• Required work
All of the records listed below should be retyped exactly.

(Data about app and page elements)

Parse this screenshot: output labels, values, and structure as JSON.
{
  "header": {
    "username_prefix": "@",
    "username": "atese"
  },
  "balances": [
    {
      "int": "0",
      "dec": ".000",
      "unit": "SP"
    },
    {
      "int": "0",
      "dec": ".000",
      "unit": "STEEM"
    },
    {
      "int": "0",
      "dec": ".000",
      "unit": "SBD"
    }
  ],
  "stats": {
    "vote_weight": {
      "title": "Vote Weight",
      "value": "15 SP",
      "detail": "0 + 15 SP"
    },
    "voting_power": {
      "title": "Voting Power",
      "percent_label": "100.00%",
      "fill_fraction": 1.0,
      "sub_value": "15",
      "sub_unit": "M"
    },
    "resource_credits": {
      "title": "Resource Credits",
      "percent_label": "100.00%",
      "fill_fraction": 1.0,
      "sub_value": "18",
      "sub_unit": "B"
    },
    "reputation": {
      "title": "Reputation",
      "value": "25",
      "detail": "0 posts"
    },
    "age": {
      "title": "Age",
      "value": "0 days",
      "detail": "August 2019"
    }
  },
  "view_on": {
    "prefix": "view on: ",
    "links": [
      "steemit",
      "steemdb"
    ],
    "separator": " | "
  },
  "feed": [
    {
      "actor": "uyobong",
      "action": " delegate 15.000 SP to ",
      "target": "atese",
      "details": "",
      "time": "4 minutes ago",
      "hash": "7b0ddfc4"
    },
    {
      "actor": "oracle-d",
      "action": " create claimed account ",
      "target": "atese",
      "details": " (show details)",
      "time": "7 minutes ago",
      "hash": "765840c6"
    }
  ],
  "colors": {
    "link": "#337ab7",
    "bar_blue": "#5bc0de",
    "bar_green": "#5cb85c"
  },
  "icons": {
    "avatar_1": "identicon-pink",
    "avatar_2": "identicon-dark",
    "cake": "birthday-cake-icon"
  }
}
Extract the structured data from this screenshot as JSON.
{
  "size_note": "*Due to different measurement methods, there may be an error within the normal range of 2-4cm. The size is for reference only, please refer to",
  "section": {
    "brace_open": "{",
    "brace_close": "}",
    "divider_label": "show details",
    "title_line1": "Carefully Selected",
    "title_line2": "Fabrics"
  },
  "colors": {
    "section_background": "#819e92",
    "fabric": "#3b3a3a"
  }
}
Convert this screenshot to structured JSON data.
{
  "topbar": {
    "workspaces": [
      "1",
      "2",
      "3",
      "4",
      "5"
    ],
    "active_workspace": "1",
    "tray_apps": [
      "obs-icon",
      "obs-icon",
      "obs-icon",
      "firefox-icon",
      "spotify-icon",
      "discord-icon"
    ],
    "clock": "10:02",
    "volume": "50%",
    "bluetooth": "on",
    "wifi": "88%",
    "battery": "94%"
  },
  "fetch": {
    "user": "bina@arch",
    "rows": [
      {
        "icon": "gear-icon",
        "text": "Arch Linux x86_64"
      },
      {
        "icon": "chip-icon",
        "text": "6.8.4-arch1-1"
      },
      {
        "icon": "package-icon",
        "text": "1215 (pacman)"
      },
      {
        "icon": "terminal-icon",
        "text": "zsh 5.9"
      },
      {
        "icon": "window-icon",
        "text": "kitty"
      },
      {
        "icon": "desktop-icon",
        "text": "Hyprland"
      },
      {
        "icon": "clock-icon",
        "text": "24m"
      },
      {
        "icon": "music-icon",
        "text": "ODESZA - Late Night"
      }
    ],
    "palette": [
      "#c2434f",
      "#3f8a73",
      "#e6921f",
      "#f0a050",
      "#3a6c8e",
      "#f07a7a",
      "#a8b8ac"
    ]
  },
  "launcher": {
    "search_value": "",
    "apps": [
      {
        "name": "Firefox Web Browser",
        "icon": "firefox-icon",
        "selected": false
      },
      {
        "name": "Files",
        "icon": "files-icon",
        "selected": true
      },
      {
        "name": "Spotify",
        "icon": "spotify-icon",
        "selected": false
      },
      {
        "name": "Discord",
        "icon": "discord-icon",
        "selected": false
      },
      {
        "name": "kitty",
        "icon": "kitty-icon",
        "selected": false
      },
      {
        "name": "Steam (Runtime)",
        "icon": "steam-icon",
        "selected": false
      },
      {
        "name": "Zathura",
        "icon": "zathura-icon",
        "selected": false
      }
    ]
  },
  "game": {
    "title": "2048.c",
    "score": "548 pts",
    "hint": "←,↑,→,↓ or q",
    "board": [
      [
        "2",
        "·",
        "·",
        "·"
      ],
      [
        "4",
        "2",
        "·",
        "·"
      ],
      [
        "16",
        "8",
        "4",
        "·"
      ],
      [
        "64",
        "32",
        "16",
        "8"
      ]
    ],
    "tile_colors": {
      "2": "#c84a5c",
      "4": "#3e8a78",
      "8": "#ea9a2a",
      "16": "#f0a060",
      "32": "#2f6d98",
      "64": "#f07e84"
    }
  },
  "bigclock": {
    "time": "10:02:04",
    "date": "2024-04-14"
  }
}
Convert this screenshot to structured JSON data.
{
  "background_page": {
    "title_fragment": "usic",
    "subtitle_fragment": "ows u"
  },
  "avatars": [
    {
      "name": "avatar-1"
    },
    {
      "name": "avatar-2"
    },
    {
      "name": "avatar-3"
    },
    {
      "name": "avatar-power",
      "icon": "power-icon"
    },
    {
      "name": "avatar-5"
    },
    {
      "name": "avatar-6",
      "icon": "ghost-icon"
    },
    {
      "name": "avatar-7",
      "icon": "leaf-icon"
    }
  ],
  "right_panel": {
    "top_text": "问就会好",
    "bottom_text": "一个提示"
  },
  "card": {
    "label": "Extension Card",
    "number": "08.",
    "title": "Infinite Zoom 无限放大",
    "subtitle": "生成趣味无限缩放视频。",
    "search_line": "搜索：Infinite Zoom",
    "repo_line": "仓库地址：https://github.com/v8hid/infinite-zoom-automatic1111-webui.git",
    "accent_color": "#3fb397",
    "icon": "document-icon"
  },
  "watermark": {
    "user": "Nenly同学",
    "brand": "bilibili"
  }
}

• Answer to this task
Parse this screenshot: output labels, values, and structure as JSON.
{
  "header": {
    "username_prefix": "@",
    "username": "atese"
  },
  "balances": [
    {
      "int": "0",
      "dec": ".000",
      "unit": "SP"
    },
    {
      "int": "0",
      "dec": ".000",
      "unit": "STEEM"
    },
    {
      "int": "0",
      "dec": ".000",
      "unit": "SBD"
    }
  ],
  "stats": {
    "vote_weight": {
      "title": "Vote Weight",
      "value": "15 SP",
      "detail": "0 + 15 SP"
    },
    "voting_power": {
      "title": "Voting Power",
      "percent_label": "100.00%",
      "fill_fraction": 1.0,
      "sub_value": "15",
      "sub_unit": "M"
    },
    "resource_credits": {
      "title": "Resource Credits",
      "percent_label": "100.00%",
      "fill_fraction": 1.0,
      "sub_value": "18",
      "sub_unit": "B"
    },
    "reputation": {
      "title": "Reputation",
      "value": "25",
      "detail": "0 posts"
    },
    "age": {
      "title": "Age",
      "value": "0 days",
      "detail": "August 2019"
    }
  },
  "view_on": {
    "prefix": "view on: ",
    "links": [
      "steemit",
      "steemdb"
    ],
    "separator": " | "
  },
  "feed": [
    {
      "actor": "uyobong",
      "action": " delegate 15.000 SP to ",
      "target": "atese",
      "details": "",
      "time": "4 minutes ago",
      "hash": "7b0ddfc4"
    },
    {
      "actor": "oracle-d",
      "action": " create claimed account ",
      "target": "atese",
      "details": " (show details)",
      "time": "7 minutes ago",
      "hash": "765840c6"
    }
  ],
  "colors": {
    "link": "#337ab7",
    "bar_blue": "#5bc0de",
    "bar_green": "#5cb85c"
  },
  "icons": {
    "avatar_1": "identicon-pink",
    "avatar_2": "identicon-dark",
    "cake": "birthday-cake-icon"
  }
}
Extract the structured data from this screenshot as JSON.
{
  "size_note": "*Due to different measurement methods, there may be an error within the normal range of 2-4cm. The size is for reference only, please refer to",
  "section": {
    "brace_open": "{",
    "brace_close": "}",
    "divider_label": "show details",
    "title_line1": "Carefully Selected",
    "title_line2": "Fabrics"
  },
  "colors": {
    "section_background": "#819e92",
    "fabric": "#3b3a3a"
  }
}
Convert this screenshot to structured JSON data.
{
  "topbar": {
    "workspaces": [
      "1",
      "2",
      "3",
      "4",
      "5"
    ],
    "active_workspace": "1",
    "tray_apps": [
      "obs-icon",
      "obs-icon",
      "obs-icon",
      "firefox-icon",
      "spotify-icon",
      "discord-icon"
    ],
    "clock": "10:02",
    "volume": "50%",
    "bluetooth": "on",
    "wifi": "88%",
    "battery": "94%"
  },
  "fetch": {
    "user": "bina@arch",
    "rows": [
      {
        "icon": "gear-icon",
        "text": "Arch Linux x86_64"
      },
      {
        "icon": "chip-icon",
        "text": "6.8.4-arch1-1"
      },
      {
        "icon": "package-icon",
        "text": "1215 (pacman)"
      },
      {
        "icon": "terminal-icon",
        "text": "zsh 5.9"
      },
      {
        "icon": "window-icon",
        "text": "kitty"
      },
      {
        "icon": "desktop-icon",
        "text": "Hyprland"
      },
      {
        "icon": "clock-icon",
        "text": "24m"
      },
      {
        "icon": "music-icon",
        "text": "ODESZA - Late Night"
      }
    ],
    "palette": [
      "#c2434f",
      "#3f8a73",
      "#e6921f",
      "#f0a050",
      "#3a6c8e",
      "#f07a7a",
      "#a8b8ac"
    ]
  },
  "launcher": {
    "search_value": "",
    "apps": [
      {
        "name": "Firefox Web Browser",
        "icon": "firefox-icon",
        "selected": false
      },
      {
        "name": "Files",
        "icon": "files-icon",
        "selected": true
      },
      {
        "name": "Spotify",
        "icon": "spotify-icon",
        "selected": false
      },
      {
        "name": "Discord",
        "icon": "discord-icon",
        "selected": false
      },
      {
        "name": "kitty",
        "icon": "kitty-icon",
        "selected": false
      },
      {
        "name": "Steam (Runtime)",
        "icon": "steam-icon",
        "selected": false
      },
      {
        "name": "Zathura",
        "icon": "zathura-icon",
        "selected": false
      }
    ]
  },
  "game": {
    "title": "2048.c",
    "score": "548 pts",
    "hint": "←,↑,→,↓ or q",
    "board": [
      [
        "2",
        "·",
        "·",
        "·"
      ],
      [
        "4",
        "2",
        "·",
        "·"
      ],
      [
        "16",
        "8",
        "4",
        "·"
      ],
      [
        "64",
        "32",
        "16",
        "8"
      ]
    ],
    "tile_colors": {
      "2": "#c84a5c",
      "4": "#3e8a78",
      "8": "#ea9a2a",
      "16": "#f0a060",
      "32": "#2f6d98",
      "64": "#f07e84"
    }
  },
  "bigclock": {
    "time": "10:02:04",
    "date": "2024-04-14"
  }
}
Convert this screenshot to structured JSON data.
{
  "background_page": {
    "title_fragment": "usic",
    "subtitle_fragment": "ows u"
  },
  "avatars": [
    {
      "name": "avatar-1"
    },
    {
      "name": "avatar-2"
    },
    {
      "name": "avatar-3"
    },
    {
      "name": "avatar-power",
      "icon": "power-icon"
    },
    {
      "name": "avatar-5"
    },
    {
      "name": "avatar-6",
      "icon": "ghost-icon"
    },
    {
      "name": "avatar-7",
      "icon": "leaf-icon"
    }
  ],
  "right_panel": {
    "top_text": "问就会好",
    "bottom_text": "一个提示"
  },
  "card": {
    "label": "Extension Card",
    "number": "08.",
    "title": "Infinite Zoom 无限放大",
    "subtitle": "生成趣味无限缩放视频。",
    "search_line": "搜索：Infinite Zoom",
    "repo_line": "仓库地址：https://github.com/v8hid/infinite-zoom-automatic1111-webui.git",
    "accent_color": "#3fb397",
    "icon": "document-icon"
  },
  "watermark": {
    "user": "Nenly同学",
    "brand": "bilibili"
  }
}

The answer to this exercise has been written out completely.